This seems pedantic, but it really helps out when reading the git log.

Another good source of information for writing commit messages is Google's advice. Please note that Google refers to these as a 'CL', or 'change list'.

Pull requests#

Feature branches are pushed to, and when the feature is complete, a pull request is created to request that the feature changes are 'pulled' into the master branch.

Pull requests will need to be reviewed and approved by another member of the team before they are able to be merged. Additionally, a gated build should be run and only allow the PR to be merged if it builds successfully. For more information please see the section on CI/CD standards.

Ignoring files#

All repos should have .gitignore files in order to ignore any files that should not be put in source control. A very easy way to generate these is by using


Secrets SHOULD NOT be stored in source control. Under any circumstances. If you're ever thinking of putting one in source control, have a long walk, take a breather, and then find an alternate solution to whatever it is you think you're doing. Because it's not right.

If you accidentally commit a secret to source control, deleting the file and committing again will not remove it. With access to the repo, someone can still roll back and find the secret. You will need to go back and remove this file from the cache. You also need to revoke the secret you committed, as you should consider it to be automatically compromised. This is a massive pain to do, and takes up a lot of time. So the simple solution is to NOT STORE SECRETS IN SOURCE CONTROL.

If you ever need to remove a secret you've accidentally committed, see the advice here. But you shouldn't need to, right?

CI and CD standards#

All source controlled code projects need to have Azure DevOps pipelines for both building and releasing the code. Standards won't get too specific here, as a lot of the actions that occur in a pipeline are quite bespoke and will vary a lot depending on what is being built and where it's being deployed to.

Gated build#

This pipeline builds code from pull requests onto the master branch. Any code that is requested to be merged onto the master branch must trigger a gated build to run, which runs tests and validation on the repository to make sure broken code/invalid config isn't being merged into master.

This build is set up on the master branch's branch policy to run as a build validation step. If the build fails then the code will not be allowed to be merged into master.

It should also check code coverage with services like Codecov and SonarCloud, rejecting the PR if it's not up to scratch.

CI build (continuous integration)#

This pipeline builds code off of new commits to the master branch. Any time there are new commits available in the master branch it should automatically trigger and generate an artifact for the project with everything that will be needed to deploy it.

These artifacts are kept in storage so that we can release new deployments and roll back to old ones at whim.

CD build (continuous deployment)#

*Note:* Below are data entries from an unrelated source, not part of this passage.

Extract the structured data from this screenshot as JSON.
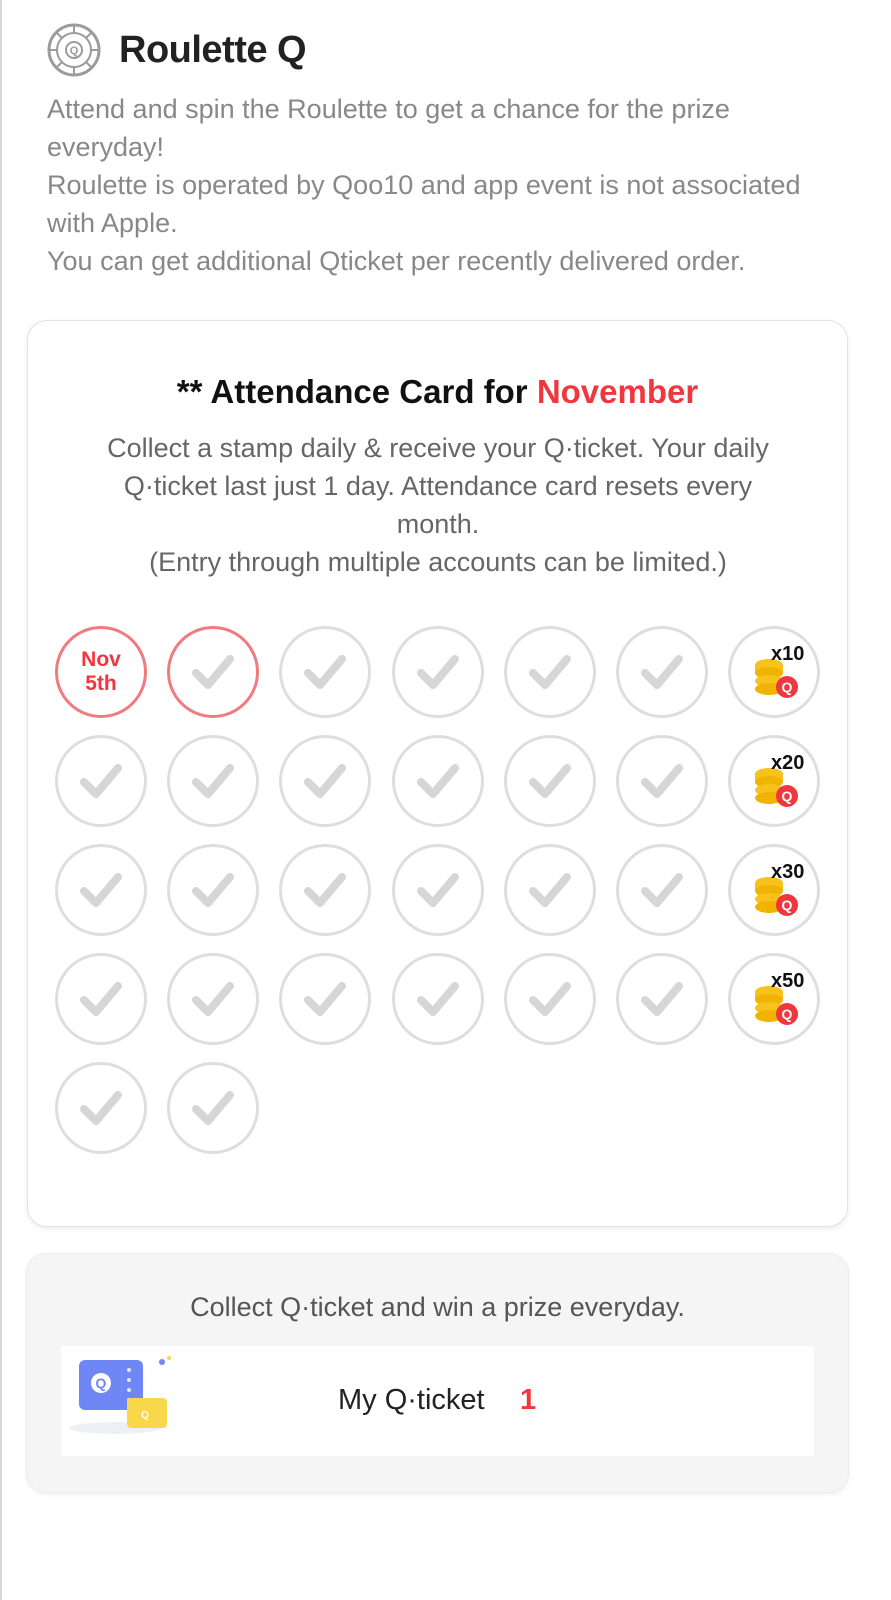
{
  "header": {
    "title": "Roulette Q",
    "logo_icon": "roulette-icon"
  },
  "description": [
    "Attend and spin the Roulette to get a chance for the prize everyday!",
    "Roulette is operated by Qoo10 and app event is not associated with Apple.",
    "You can get additional Qticket per recently delivered order."
  ],
  "card": {
    "title_prefix": "** Attendance Card for ",
    "title_month": "November",
    "desc_line1": "Collect a stamp daily & receive your Q·ticket. Your daily Q·ticket last just 1 day. Attendance card resets every month.",
    "desc_line2": "(Entry through multiple accounts can be limited.)",
    "today_label_line1": "Nov",
    "today_label_line2": "5th",
    "rewards": [
      "x10",
      "x20",
      "x30",
      "x50"
    ],
    "accent_color": "#f0373f"
  },
  "bottom": {
    "text": "Collect Q·ticket and win a prize everyday.",
    "ticket_label": "My Q·ticket",
    "ticket_count": "1"
  }
}
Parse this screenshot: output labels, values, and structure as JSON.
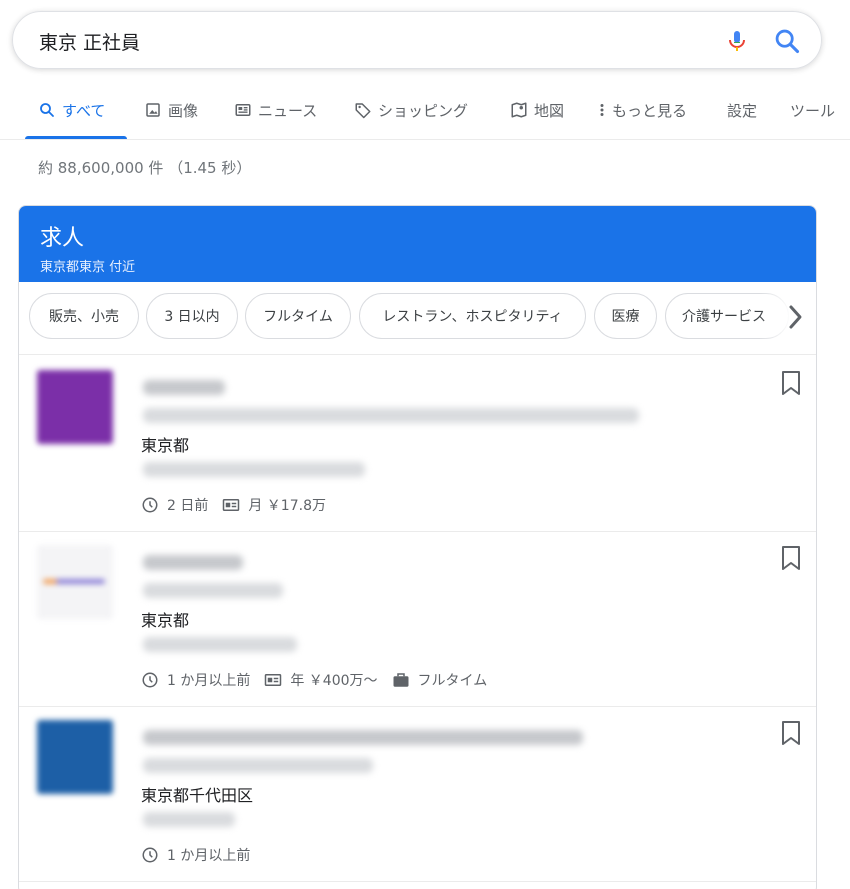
{
  "search": {
    "query": "東京 正社員"
  },
  "tabs": [
    {
      "label": "すべて",
      "icon": "search-icon",
      "active": true
    },
    {
      "label": "画像",
      "icon": "image-icon"
    },
    {
      "label": "ニュース",
      "icon": "news-icon"
    },
    {
      "label": "ショッピング",
      "icon": "tag-icon"
    },
    {
      "label": "地図",
      "icon": "map-icon"
    },
    {
      "label": "もっと見る",
      "icon": "more-vert-icon"
    },
    {
      "label": "設定"
    },
    {
      "label": "ツール"
    }
  ],
  "result_stats": "約 88,600,000 件 （1.45 秒）",
  "jobs_card": {
    "title": "求人",
    "subtitle": "東京都東京 付近",
    "chips": [
      "販売、小売",
      "3 日以内",
      "フルタイム",
      "レストラン、ホスピタリティ",
      "医療",
      "介護サービス"
    ],
    "jobs": [
      {
        "location": "東京都",
        "posted": "2 日前",
        "salary": "月 ￥17.8万",
        "type": "",
        "logo_color": "#7b2fa8"
      },
      {
        "location": "東京都",
        "posted": "1 か月以上前",
        "salary": "年 ￥400万〜",
        "type": "フルタイム",
        "logo_color": "#f4f4f6"
      },
      {
        "location": "東京都千代田区",
        "posted": "1 か月以上前",
        "salary": "",
        "type": "",
        "logo_color": "#1d5fa6"
      }
    ]
  },
  "colors": {
    "accent": "#1a73e8",
    "text_secondary": "#5f6368"
  }
}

When an artifact is ready after the CI build, it needs to be deployed somewhere -- this is what release pipelines are for. Due to the fact that projects are going to vary so much in terms of where they're being deployed to as well as how they should be deployed, it's difficult to write standards for this currently.

In general, the CD build needs to be:

  • easy to roll back in the event of a failure
  • repeatable and idempotent
  • should require SRE approval to release to a production environment with many customers

Configuration standards#

A lot of the software we write will require configuration files. It's important that these configuration files are standardised among all of our projects, so things don't start to get too different.

  • Configuration files should be in YAML wherever possible
  • All configuration values should be well documented
  • Example configuration files must be provided

Code review standards#

We will follow Google's standards for how to do code reviews:

If you need some advice on how to have your code reviewed, again, Google has us covered.

Logging standards#

The general accepted format for a log string is the following:

{UTC-timestamp} [{log-level}] <{file}:{line-number}> {message}

For example:

2019-09-06 10:47:50.099Z [DEBUG] <> Hello world!